##### Material supplied #####
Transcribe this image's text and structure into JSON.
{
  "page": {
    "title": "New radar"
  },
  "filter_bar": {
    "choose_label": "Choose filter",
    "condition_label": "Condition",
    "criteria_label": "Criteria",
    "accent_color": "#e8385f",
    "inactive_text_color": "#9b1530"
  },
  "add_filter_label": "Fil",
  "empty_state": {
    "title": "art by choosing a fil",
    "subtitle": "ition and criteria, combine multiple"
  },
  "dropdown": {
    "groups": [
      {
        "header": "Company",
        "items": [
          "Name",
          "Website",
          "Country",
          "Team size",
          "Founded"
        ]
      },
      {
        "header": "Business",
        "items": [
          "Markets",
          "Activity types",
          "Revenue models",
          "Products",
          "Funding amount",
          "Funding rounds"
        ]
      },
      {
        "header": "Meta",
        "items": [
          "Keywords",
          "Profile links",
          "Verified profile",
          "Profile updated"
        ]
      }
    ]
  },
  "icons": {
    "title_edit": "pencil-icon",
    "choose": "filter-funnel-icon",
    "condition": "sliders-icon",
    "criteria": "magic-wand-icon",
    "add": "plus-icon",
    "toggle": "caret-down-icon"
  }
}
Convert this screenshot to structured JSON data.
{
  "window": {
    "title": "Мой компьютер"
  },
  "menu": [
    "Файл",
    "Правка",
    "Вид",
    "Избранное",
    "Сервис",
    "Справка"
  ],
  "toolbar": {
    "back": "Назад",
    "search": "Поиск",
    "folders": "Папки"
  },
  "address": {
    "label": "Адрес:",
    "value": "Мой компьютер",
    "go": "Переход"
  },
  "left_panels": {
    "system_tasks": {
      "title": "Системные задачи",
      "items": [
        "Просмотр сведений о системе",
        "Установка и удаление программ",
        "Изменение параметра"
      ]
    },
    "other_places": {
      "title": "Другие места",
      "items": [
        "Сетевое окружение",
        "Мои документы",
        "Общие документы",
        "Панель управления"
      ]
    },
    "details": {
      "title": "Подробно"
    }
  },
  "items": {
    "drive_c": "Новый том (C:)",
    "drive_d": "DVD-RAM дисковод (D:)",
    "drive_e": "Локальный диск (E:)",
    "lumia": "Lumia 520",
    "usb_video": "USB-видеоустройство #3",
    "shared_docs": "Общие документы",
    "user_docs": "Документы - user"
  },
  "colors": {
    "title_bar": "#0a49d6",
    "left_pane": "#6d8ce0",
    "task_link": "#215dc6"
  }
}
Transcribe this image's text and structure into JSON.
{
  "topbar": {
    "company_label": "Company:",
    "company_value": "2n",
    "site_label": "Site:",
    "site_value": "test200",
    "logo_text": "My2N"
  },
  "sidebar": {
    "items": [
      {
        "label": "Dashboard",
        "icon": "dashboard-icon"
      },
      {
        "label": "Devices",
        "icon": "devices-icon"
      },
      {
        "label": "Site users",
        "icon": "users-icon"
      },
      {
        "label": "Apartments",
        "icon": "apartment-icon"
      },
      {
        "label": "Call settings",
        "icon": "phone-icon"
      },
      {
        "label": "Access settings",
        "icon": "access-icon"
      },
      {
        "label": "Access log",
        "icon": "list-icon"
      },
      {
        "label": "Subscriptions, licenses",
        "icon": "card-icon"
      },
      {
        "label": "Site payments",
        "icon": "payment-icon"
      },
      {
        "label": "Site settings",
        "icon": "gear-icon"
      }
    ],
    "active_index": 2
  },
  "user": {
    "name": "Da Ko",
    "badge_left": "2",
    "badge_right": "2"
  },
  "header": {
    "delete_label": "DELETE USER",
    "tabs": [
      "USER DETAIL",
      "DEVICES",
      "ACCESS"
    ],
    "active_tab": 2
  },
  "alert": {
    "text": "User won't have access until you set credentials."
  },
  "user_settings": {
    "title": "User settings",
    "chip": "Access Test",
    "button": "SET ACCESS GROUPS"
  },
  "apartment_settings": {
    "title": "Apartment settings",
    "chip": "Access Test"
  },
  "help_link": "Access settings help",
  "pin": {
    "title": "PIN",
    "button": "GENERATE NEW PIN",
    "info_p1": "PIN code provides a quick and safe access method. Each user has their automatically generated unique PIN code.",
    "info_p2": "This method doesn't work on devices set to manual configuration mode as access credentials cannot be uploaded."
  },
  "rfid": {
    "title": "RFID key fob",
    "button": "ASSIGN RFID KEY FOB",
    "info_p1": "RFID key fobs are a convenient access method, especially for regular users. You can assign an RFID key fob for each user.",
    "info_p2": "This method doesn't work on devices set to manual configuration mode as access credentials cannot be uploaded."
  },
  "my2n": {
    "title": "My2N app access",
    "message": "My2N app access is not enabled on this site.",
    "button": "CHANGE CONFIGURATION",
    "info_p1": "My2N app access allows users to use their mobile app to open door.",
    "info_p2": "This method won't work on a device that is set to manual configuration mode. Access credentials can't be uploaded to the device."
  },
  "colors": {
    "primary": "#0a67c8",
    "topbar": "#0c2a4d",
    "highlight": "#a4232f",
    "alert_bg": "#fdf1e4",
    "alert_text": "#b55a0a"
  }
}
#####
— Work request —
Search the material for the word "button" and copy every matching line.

— Solution for this problem —
    "button": "SET ACCESS GROUPS"
    "button": "GENERATE NEW PIN",
    "button": "ASSIGN RFID KEY FOB",
    "button": "CHANGE CONFIGURATION",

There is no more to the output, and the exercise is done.